WHAT YOU HAVE TO DO: Work out how many lines of the data contain "Bradley" and reply with that number alone.

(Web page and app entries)
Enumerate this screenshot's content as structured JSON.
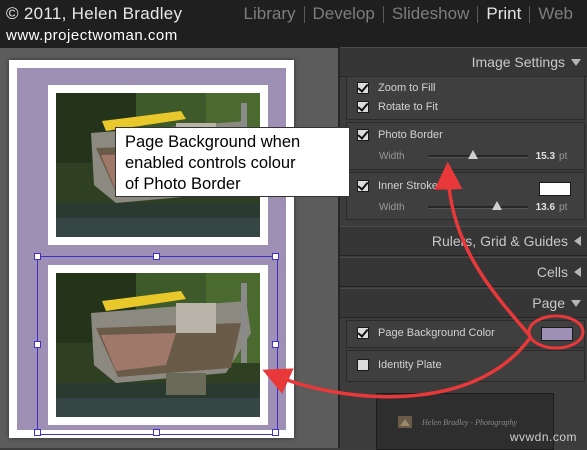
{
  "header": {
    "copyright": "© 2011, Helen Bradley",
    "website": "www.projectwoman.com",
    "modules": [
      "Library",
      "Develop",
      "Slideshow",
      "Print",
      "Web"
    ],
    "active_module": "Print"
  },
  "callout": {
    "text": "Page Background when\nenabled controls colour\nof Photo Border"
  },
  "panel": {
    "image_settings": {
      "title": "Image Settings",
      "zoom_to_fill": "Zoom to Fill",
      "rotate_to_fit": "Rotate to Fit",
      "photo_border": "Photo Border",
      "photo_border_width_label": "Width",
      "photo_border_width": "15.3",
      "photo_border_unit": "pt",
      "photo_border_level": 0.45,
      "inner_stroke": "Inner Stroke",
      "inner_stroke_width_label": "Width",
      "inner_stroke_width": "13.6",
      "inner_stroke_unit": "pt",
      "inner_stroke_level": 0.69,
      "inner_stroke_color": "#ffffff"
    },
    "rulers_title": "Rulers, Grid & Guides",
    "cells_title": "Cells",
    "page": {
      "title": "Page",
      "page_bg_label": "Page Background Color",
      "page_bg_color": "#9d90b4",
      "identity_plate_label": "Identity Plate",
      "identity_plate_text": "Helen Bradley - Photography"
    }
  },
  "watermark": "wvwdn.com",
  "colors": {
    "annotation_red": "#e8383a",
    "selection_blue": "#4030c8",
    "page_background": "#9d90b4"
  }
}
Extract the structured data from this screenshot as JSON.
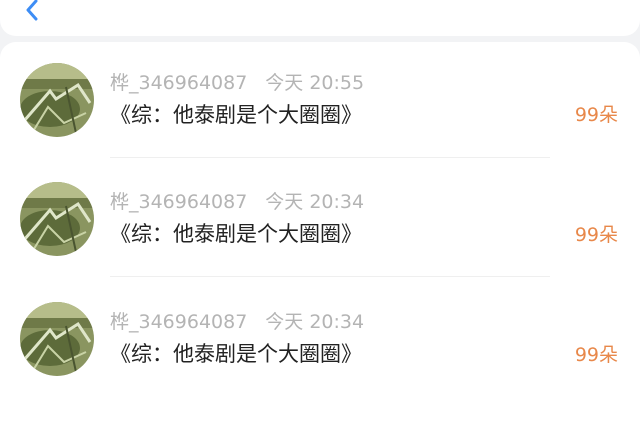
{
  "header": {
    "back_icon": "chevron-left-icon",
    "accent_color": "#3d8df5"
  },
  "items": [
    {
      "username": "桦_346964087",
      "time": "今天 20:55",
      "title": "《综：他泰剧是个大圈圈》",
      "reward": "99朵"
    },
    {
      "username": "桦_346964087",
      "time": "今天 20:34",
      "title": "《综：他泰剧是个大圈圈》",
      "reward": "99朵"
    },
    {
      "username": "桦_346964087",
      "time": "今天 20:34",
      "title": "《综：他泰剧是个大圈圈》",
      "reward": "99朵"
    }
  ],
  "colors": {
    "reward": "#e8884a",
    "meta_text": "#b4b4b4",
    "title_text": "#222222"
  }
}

SOLVED PROBLEM: 2